Records from a data collection
____________________
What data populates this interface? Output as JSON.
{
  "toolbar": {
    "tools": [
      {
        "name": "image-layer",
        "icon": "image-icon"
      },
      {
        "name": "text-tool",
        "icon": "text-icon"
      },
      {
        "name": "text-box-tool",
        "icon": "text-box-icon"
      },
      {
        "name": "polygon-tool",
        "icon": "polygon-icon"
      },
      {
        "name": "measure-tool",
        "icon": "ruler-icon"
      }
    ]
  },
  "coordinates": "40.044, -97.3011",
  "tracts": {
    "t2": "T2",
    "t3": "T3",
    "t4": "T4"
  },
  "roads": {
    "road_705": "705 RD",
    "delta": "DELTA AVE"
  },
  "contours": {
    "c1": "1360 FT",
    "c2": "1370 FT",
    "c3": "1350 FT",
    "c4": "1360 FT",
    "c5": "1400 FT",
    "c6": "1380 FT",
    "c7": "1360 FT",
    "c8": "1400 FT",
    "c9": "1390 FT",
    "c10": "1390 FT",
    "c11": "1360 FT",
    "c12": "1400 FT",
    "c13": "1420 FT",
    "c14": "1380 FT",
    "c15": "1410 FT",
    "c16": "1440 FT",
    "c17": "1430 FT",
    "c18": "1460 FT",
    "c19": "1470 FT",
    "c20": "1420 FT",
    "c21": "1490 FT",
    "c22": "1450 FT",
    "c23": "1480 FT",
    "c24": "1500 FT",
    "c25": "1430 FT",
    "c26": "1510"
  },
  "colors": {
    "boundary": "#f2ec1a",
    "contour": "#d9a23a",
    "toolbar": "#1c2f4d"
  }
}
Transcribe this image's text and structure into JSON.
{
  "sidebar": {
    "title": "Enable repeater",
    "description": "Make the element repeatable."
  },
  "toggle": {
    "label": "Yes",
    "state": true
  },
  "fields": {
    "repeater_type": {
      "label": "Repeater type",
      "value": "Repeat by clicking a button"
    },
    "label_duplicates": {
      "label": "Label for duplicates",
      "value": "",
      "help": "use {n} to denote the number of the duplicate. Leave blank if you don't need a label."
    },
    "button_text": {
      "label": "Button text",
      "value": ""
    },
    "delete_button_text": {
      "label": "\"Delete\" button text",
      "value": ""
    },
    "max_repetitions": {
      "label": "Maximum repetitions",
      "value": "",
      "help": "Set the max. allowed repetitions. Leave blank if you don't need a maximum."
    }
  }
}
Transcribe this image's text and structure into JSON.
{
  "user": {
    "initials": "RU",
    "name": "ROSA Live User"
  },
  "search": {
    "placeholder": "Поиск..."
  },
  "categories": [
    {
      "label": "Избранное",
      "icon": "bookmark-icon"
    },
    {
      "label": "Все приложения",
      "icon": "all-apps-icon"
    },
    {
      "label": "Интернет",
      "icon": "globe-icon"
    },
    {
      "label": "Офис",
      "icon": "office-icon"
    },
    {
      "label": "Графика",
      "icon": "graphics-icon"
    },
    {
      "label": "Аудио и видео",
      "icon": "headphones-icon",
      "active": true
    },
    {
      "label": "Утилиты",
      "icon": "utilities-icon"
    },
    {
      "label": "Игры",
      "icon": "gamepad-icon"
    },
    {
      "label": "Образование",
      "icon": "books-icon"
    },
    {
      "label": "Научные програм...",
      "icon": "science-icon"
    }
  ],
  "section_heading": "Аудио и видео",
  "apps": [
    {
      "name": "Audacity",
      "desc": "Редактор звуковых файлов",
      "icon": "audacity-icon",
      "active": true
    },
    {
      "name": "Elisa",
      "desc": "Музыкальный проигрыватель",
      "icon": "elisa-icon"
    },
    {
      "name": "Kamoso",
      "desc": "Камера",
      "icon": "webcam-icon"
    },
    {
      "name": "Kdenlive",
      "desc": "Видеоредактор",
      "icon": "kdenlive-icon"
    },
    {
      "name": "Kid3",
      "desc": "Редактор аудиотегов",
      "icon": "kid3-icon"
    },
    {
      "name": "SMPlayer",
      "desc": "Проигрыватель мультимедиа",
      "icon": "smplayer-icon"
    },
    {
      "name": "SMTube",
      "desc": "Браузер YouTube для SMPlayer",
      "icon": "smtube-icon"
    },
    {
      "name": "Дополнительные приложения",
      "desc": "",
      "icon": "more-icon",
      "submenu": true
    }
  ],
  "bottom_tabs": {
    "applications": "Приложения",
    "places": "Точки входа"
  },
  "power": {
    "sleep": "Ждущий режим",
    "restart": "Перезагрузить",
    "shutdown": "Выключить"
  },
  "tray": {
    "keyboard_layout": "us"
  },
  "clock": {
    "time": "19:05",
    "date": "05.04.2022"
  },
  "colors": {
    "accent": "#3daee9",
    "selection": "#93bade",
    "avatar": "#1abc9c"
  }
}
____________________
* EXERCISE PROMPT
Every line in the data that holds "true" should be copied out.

* WRITTEN REPLY
    "state": true
      "active": true
      "active": true
      "submenu": true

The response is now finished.